I’ve been email with Tyler Bosch, PhD at the University of Minnesota Medical School, who is running this study. He shared that study participants should expect the following if chosen.
At your first visit, we will measure your fitness by having you run on a treadmill to measure your VO2 max. At your second visit, we will draw blood, measure your body composition by using a noninvasive Dual Energy X-ray Absorptometry (DXA) machine, have you run on a treadmill at 90 minutes (speed will be tailored given your VO2 max level) and repeat the blood and body composition after the prolonged run. We are interested in how a prolonged run can change your blood and body composition.
It is a paid study, so you will be compensated for your time (and muscle fat).
Why BMI of 25+?
Last year, they conducted a similar study, but were focused on lean individuals. In this years study, they want to see if individuals with a BMI greater than 25, utilize fuel sources differently than those under that. Bosch says,
Most of the original group we recruited had a BMI in the low 20’s and percent fat between 10-20%. However, we suspect that individuals with a higher BMI and likely a higher percent fat (25-35%) may mobilize fat from non (directly) exercising tissues to working muscle (i.e. ship fat from the arms to the legs) in order to maintain energy stores.
He said sometimes, but not always, this is the 5+ hour marathoners. He went on to tell me that,
…the mechanisms behind why exercise is beneficial are still poorly understood, thus studying different “types” of individuals that exercise will provide us some more detailed insight into how the body decides how best to utilized the fuel it has available. We can utilize that information to start targeting specific changes with more sophisticated measurement techniques in populations that are at risk of dysfunctional metabolism or health issues. We know that exercise is good, but we still don’t know all the ways that it provides benefits, especially non-muscle targets.
Technically, a BMI of over 25 is considered “overweight” according to various health sources. BMI, if you didn’t know (which I did not) isn’t a direct measure of body fat, but it does strongly correlate to various metabolic and disease risks.
BMI is a number based on your weight and height. In general, the higher the number, the more body fat a person has. BMI is often used as a screening tool to decide if your weight might be putting you at risk for health problems such as heart disease, diabetes, and cancer.
I had no idea what my current BMI was, so here’s how I figured it out, and how you can to.
Take your weight in kilograms divided by the square of height in meters… or use this handy calculator.
- Weight = 73.9kg
- Height (squared) = 3.35m
- BMI = 22.1
According to the table from the CDC, I am in the “normal” category. Here’s the table:
- < 18.5 – underweight
- 18.5 – 24.9 – normal/healthy weight
- 25.0 – 29.9 – overweight
- 30.0+ – obese

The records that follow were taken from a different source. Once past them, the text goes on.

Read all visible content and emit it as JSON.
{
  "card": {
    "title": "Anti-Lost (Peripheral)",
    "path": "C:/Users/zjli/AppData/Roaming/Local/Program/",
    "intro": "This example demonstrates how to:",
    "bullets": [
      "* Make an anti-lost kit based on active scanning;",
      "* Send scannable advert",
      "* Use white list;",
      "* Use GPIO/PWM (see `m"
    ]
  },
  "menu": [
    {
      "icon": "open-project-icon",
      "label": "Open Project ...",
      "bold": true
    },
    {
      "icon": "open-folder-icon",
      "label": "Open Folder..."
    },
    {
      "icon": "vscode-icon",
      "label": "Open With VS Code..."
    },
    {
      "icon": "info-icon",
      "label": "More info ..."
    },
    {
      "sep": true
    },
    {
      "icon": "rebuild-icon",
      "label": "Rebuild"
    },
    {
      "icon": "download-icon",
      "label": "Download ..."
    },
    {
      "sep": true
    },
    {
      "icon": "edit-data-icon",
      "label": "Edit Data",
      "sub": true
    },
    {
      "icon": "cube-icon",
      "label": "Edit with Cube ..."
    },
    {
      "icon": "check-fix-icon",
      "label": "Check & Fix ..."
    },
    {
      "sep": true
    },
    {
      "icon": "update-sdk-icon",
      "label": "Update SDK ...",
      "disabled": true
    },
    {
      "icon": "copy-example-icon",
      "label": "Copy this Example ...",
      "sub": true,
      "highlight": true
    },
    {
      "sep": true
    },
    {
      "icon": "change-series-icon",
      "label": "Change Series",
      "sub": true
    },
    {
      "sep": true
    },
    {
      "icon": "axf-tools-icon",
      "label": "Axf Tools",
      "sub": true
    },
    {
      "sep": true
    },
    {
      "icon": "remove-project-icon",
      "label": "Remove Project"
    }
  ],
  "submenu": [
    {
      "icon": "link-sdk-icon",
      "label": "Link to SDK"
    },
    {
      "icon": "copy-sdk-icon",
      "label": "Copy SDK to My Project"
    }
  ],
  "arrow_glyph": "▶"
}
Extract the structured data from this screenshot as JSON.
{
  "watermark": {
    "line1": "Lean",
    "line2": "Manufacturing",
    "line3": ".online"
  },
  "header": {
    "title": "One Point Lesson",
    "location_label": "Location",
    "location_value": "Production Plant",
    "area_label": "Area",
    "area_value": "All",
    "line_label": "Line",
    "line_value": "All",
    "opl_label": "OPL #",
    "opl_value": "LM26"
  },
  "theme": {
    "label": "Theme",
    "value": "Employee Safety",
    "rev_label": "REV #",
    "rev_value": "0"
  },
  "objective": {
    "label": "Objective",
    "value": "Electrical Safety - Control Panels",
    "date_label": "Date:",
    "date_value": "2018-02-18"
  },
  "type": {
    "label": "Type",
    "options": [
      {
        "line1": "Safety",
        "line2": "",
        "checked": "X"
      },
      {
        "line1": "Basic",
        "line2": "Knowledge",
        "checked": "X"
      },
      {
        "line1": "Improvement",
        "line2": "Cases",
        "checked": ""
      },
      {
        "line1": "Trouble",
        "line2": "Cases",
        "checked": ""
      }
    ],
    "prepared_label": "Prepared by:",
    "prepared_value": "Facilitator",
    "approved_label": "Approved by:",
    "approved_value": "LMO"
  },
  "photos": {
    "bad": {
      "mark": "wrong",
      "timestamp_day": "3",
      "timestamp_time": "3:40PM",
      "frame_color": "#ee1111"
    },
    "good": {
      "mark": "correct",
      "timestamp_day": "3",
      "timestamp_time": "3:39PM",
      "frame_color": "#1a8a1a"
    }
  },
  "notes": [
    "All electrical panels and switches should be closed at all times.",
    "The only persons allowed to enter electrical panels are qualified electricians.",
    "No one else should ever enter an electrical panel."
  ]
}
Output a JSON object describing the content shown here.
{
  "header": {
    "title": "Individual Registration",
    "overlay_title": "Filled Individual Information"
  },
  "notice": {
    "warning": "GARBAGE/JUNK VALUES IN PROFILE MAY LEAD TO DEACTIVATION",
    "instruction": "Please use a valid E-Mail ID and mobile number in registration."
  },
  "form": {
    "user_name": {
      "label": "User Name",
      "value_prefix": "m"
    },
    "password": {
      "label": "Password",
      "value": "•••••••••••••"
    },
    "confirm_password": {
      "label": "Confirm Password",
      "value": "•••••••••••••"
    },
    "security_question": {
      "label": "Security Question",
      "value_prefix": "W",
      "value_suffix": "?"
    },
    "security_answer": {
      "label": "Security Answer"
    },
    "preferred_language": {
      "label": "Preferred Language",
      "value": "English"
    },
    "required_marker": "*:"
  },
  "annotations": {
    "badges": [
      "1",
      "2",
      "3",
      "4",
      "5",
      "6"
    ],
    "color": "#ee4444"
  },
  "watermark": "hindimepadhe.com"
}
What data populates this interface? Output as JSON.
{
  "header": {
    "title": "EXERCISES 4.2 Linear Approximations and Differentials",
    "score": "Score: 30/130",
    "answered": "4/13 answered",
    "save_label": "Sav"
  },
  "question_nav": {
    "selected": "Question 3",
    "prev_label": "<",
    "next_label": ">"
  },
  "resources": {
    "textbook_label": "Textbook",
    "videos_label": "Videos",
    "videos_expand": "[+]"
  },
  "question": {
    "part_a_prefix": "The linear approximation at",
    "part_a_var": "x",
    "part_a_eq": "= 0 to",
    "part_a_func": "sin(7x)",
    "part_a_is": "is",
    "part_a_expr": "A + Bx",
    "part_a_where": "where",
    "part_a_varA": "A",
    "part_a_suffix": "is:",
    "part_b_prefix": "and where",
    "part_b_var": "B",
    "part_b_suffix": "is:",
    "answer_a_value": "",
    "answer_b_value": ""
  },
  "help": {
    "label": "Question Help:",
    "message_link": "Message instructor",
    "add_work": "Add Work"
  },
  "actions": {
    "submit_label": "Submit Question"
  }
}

I remember doing this as part of a “physical wellness” course my freshman year in college. One guy on my floor, a linebacker on the football team, was technically “obese.” Myself, along with most of my teammates on the cross country team we’re borderline underweight. My point is, don’t be offended if you fall somewhere on this scale that seems way off of what you think you are. Then again, it does correlate to various disease risks.
Let’s help them out so we can better understand what makes us tick and, ultimately, make us stronger runners.
For more information, contact Tyler Bosch or Anne Bantle at email@example.com or call 612-301-8309.